  6. little ace says:

    For the most part, I’m very proud of how my son handles most situations (he’s 2 years 3 months)……but, as of late, he’s bitten a peer twice when they’ve taken a toy from him or pushed him. Any ideas of how I can continue to help him make a better non-biting decision in the heat of the moment? We role play and talk things out simply at home but I feel helpless as to how to help him in the “heat of the moment” if I’m not there with him. He goes to a wonderful daycare but I know they can’t have their eyes glued to him ALL the time. The discipline given at daycare has been a time out but at your recent webinar you mentioned to avoid those. Any ideas of some kind of discipline when/if he bites or acts aggressively to a situation and also how we can help him make those better decisions in the heat of the moment? Thank you!

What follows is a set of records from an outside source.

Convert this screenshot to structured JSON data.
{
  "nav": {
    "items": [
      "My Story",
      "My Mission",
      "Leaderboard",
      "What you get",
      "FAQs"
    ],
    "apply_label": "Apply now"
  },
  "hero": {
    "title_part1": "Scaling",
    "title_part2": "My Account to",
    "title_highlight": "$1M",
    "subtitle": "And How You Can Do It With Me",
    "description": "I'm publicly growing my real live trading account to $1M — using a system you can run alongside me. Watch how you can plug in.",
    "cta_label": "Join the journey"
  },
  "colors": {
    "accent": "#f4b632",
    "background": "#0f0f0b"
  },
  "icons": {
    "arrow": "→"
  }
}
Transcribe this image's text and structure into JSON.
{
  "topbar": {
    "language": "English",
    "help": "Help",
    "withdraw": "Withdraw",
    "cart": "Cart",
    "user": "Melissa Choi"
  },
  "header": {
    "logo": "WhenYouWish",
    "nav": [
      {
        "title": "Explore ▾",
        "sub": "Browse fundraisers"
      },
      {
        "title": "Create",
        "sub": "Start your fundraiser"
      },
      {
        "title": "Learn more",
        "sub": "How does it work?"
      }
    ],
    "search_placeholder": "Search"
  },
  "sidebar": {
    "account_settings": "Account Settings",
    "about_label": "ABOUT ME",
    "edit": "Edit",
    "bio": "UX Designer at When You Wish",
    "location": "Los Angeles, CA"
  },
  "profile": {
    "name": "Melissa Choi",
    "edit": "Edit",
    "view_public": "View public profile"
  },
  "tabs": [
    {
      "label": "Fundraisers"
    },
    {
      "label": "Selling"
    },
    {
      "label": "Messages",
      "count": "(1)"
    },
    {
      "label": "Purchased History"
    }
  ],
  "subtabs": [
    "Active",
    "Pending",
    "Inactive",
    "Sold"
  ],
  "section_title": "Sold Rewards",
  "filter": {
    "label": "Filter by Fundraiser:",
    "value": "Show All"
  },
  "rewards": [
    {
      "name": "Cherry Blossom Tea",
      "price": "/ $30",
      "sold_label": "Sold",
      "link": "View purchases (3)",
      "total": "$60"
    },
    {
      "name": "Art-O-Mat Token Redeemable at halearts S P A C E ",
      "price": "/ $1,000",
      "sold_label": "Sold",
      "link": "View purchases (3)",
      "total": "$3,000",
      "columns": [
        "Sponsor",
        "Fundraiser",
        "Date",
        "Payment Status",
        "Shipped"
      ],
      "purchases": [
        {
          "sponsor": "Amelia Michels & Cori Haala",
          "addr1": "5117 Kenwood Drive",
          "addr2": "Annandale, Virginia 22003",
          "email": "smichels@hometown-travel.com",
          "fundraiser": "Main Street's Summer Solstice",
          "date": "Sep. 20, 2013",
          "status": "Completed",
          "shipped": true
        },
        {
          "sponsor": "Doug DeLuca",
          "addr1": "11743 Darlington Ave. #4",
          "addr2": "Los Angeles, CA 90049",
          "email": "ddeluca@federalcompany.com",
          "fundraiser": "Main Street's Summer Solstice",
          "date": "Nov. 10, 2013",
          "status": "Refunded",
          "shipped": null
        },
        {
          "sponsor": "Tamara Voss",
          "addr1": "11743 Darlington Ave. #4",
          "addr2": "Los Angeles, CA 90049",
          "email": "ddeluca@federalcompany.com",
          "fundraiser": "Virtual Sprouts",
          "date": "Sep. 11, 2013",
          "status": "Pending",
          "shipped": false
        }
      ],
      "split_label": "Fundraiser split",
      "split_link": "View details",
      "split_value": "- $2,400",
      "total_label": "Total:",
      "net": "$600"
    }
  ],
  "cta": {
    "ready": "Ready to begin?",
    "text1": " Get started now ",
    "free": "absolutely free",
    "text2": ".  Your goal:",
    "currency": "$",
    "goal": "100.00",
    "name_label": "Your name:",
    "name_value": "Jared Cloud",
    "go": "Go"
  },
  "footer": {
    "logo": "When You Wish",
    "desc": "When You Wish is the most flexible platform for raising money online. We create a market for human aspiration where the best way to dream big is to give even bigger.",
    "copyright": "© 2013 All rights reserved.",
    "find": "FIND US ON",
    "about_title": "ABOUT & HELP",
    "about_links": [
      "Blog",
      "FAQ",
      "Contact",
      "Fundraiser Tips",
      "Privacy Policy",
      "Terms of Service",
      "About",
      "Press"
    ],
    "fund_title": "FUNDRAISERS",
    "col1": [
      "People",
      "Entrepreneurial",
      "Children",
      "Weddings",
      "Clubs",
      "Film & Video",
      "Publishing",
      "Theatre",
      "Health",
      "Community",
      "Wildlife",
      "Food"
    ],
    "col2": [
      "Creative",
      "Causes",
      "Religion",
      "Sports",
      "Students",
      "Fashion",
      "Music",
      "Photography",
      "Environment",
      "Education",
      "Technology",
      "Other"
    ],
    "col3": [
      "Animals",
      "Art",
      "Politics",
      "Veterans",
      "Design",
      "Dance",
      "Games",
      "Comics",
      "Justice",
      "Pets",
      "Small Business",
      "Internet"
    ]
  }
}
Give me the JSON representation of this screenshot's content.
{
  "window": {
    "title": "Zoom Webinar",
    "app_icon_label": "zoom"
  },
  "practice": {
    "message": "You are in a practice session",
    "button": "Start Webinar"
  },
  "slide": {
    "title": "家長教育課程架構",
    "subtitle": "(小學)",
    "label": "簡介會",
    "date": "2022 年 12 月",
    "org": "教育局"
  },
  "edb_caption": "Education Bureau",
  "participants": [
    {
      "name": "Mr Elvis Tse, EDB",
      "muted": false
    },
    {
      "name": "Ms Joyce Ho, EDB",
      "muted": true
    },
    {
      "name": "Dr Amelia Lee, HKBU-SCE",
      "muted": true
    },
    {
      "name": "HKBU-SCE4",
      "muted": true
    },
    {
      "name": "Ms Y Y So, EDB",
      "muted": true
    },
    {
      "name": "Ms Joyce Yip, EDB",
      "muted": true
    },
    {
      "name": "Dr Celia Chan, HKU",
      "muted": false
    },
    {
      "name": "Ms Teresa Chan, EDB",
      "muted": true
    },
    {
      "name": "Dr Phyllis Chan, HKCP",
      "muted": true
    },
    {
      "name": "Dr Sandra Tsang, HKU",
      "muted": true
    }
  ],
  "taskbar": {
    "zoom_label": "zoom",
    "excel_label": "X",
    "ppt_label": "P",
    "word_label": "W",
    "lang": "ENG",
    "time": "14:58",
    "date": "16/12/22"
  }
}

  7. Shannon Sutton says:

    Biting is always very upsetting but it is part of a toddler development. If it is happening infrequently then it probably is not a matter of concern. The child should be redirected to a quieter part of the room and have a teacher sit with them – be in their space and available but do not restrain the child. Give the child some time to calm down – use sensory calming bottles or read a story. The child who was bitten should also be receiving tlc and if needed first aid to help cool the bite.

    Children bite for many reasons usually it is overstimulation- too much activity or someone in their space.

    If you or the daycare are overly concerned then talk with your pediatrician and see what they have to say. Unfortunately this is a stage most children go through and we need to make it as mundane as possible so they don’t learn to use biting as a way to achieve goals. I caution making too big of a deal around the child or biting the child back. Developmentally these are not appropriate ways to handle toddlers or preschoolers.